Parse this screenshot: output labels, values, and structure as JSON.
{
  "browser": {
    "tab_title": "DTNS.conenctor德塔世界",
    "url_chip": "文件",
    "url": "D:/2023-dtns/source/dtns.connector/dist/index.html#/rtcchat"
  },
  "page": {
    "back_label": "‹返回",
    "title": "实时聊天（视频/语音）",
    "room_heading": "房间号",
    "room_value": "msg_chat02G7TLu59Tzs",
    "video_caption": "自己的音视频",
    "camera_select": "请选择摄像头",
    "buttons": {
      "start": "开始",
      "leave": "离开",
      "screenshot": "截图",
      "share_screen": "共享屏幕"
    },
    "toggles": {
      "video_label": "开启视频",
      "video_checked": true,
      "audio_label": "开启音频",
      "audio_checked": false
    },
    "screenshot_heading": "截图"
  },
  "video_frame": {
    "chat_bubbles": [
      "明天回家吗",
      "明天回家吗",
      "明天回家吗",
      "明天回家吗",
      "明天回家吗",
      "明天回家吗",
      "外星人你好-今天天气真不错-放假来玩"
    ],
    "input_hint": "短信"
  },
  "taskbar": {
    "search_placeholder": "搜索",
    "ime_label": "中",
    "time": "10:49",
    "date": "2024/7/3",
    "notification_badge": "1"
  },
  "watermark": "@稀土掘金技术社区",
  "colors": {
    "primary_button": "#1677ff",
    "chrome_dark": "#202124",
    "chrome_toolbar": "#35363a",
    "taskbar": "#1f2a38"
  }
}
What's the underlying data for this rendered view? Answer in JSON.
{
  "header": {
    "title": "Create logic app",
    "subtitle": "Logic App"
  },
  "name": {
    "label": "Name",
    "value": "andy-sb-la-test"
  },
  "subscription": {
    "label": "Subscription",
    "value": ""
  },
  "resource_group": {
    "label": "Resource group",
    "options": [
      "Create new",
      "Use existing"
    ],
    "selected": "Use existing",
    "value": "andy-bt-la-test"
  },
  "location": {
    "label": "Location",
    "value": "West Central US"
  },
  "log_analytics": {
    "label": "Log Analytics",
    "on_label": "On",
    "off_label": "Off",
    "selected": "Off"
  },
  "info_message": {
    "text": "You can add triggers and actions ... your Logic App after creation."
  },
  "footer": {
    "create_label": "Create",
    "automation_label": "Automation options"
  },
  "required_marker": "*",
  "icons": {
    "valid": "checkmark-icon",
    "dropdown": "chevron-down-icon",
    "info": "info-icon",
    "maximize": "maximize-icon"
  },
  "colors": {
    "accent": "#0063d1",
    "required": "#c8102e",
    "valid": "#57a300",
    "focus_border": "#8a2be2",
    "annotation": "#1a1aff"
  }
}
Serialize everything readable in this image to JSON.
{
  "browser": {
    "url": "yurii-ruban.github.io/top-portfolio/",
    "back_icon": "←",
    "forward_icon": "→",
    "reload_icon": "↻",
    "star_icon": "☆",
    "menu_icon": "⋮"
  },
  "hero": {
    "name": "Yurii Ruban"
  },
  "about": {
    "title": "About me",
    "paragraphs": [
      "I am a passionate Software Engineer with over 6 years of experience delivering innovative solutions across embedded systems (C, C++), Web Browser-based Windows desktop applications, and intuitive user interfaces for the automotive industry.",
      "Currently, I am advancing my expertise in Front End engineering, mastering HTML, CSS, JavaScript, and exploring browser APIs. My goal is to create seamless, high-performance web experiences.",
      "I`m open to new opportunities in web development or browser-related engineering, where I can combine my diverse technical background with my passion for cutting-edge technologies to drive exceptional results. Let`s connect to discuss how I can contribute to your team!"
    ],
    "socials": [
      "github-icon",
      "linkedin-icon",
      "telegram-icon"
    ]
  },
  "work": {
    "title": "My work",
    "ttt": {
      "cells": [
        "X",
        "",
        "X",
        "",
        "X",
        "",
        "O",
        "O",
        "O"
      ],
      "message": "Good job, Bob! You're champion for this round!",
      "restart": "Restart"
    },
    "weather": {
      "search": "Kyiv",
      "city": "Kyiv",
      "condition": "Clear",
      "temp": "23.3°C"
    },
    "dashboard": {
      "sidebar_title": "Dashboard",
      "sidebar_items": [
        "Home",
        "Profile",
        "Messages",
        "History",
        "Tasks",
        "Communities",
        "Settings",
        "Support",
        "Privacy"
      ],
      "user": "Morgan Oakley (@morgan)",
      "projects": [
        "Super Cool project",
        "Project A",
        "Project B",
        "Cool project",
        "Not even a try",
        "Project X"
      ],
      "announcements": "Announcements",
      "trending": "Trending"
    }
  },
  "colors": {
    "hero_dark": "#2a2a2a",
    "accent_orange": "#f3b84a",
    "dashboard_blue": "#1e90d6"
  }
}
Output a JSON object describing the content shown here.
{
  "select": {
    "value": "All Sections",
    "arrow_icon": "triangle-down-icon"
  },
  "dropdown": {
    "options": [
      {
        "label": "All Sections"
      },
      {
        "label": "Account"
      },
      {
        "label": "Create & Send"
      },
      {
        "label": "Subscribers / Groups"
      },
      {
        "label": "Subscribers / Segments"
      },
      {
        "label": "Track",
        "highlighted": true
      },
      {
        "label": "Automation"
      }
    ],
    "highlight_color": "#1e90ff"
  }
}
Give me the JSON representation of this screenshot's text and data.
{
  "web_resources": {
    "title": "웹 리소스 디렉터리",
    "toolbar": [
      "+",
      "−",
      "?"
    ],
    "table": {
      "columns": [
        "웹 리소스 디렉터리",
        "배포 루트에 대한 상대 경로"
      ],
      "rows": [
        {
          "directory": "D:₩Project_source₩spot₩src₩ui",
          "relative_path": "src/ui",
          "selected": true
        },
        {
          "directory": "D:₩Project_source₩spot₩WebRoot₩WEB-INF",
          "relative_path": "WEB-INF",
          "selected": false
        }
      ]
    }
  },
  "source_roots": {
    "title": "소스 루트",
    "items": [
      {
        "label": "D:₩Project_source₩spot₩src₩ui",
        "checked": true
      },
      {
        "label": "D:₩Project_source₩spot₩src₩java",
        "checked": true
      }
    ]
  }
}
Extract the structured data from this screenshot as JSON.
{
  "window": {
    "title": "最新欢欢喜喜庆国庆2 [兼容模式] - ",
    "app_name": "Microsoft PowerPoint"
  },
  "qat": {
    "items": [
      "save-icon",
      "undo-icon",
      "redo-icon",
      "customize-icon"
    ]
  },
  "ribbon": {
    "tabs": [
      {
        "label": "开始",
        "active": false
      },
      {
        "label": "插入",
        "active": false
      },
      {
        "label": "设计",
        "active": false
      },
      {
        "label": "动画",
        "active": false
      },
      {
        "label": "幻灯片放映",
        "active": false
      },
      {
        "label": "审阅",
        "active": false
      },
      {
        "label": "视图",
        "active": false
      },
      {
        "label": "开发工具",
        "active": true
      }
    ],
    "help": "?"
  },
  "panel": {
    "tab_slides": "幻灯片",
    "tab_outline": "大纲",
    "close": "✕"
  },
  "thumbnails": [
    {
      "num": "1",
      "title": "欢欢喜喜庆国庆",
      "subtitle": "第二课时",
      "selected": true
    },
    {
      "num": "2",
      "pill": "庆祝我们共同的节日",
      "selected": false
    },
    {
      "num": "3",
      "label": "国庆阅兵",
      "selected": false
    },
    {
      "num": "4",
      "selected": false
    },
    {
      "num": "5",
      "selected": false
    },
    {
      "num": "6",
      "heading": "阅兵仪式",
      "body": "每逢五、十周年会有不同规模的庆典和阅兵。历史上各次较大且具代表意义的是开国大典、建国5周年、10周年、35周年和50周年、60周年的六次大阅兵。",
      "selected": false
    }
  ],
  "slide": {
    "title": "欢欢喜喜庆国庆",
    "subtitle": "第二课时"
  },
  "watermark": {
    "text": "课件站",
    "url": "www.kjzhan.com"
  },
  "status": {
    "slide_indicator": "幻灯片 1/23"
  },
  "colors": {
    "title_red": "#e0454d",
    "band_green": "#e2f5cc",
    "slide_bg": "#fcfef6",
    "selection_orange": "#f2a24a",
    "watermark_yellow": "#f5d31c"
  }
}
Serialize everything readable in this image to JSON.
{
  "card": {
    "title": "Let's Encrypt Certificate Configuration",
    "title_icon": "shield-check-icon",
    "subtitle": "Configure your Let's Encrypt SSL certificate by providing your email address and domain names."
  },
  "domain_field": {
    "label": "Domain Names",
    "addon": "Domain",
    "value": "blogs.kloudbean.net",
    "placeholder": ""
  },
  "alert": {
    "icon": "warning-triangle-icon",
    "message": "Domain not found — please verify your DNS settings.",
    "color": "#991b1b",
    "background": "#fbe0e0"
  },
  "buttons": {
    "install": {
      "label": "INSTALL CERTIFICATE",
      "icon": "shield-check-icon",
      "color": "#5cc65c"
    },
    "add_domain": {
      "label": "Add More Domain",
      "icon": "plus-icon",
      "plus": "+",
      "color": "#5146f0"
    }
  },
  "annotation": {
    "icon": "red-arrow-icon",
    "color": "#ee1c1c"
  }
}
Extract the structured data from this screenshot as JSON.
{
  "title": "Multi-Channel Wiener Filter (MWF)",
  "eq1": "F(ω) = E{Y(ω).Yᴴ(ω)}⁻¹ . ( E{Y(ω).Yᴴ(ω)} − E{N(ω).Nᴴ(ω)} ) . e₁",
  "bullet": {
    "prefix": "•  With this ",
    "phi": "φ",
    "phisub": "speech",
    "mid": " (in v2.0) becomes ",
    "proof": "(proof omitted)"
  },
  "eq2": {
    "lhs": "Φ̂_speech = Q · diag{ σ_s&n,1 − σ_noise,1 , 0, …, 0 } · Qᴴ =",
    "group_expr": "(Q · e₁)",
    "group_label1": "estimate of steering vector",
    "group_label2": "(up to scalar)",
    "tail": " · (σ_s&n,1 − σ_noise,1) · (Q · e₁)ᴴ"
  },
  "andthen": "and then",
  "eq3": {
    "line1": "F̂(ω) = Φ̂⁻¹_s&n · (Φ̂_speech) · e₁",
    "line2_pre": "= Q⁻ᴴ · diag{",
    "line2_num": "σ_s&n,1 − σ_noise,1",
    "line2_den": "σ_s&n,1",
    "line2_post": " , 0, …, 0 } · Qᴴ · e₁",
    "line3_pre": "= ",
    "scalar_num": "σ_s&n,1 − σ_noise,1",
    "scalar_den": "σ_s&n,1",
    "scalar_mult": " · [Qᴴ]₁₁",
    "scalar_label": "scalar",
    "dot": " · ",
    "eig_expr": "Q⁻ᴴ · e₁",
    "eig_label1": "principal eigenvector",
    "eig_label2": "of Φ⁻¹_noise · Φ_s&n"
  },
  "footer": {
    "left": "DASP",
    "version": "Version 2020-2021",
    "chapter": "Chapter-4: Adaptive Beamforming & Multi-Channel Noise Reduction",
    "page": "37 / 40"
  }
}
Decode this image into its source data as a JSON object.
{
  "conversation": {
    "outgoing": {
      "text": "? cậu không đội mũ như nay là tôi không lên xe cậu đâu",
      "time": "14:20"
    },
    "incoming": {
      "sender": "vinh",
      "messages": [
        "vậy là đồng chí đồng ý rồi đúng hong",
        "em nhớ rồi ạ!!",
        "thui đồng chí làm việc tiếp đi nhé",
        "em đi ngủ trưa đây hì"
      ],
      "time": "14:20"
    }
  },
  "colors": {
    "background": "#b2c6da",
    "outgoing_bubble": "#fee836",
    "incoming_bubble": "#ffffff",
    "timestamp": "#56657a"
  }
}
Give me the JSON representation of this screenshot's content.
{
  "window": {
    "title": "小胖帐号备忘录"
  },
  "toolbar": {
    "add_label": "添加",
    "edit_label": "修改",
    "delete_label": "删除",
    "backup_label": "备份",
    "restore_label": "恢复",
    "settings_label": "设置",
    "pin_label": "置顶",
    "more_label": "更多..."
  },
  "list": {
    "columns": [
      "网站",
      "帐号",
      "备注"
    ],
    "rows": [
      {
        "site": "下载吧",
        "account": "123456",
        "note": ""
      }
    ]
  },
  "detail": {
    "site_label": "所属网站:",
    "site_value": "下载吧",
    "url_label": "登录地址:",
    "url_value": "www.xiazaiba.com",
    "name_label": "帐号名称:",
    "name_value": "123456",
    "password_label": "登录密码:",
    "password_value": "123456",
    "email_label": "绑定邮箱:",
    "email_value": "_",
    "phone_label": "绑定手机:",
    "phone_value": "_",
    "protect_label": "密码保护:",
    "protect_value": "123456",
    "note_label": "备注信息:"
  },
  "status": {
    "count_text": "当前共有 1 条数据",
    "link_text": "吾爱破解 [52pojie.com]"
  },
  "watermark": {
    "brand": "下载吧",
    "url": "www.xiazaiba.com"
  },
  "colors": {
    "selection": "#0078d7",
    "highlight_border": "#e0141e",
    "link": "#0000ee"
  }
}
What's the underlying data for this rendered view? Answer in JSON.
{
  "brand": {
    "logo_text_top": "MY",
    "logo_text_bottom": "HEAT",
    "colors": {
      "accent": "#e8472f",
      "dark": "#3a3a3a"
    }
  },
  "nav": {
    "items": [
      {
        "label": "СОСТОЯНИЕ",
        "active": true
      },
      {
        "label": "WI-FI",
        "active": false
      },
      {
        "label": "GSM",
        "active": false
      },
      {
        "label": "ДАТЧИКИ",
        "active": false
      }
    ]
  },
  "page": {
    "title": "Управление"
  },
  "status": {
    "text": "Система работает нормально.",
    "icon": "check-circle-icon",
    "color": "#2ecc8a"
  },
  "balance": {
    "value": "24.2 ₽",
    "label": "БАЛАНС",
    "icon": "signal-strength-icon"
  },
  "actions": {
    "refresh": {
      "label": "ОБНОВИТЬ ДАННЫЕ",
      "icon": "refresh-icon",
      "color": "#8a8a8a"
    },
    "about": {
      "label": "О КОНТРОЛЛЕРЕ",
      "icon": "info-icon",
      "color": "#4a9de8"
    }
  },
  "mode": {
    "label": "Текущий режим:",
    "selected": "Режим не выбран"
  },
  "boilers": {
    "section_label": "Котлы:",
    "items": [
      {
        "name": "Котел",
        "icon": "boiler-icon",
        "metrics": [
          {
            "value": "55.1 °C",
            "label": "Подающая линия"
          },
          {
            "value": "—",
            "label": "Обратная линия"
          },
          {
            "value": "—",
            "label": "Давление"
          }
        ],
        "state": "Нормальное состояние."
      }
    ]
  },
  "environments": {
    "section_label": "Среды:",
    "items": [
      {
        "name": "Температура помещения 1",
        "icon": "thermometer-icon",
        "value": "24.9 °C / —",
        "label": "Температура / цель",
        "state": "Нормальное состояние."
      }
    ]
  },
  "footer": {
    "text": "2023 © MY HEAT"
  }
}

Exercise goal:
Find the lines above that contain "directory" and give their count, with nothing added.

Solution to this exercise:
2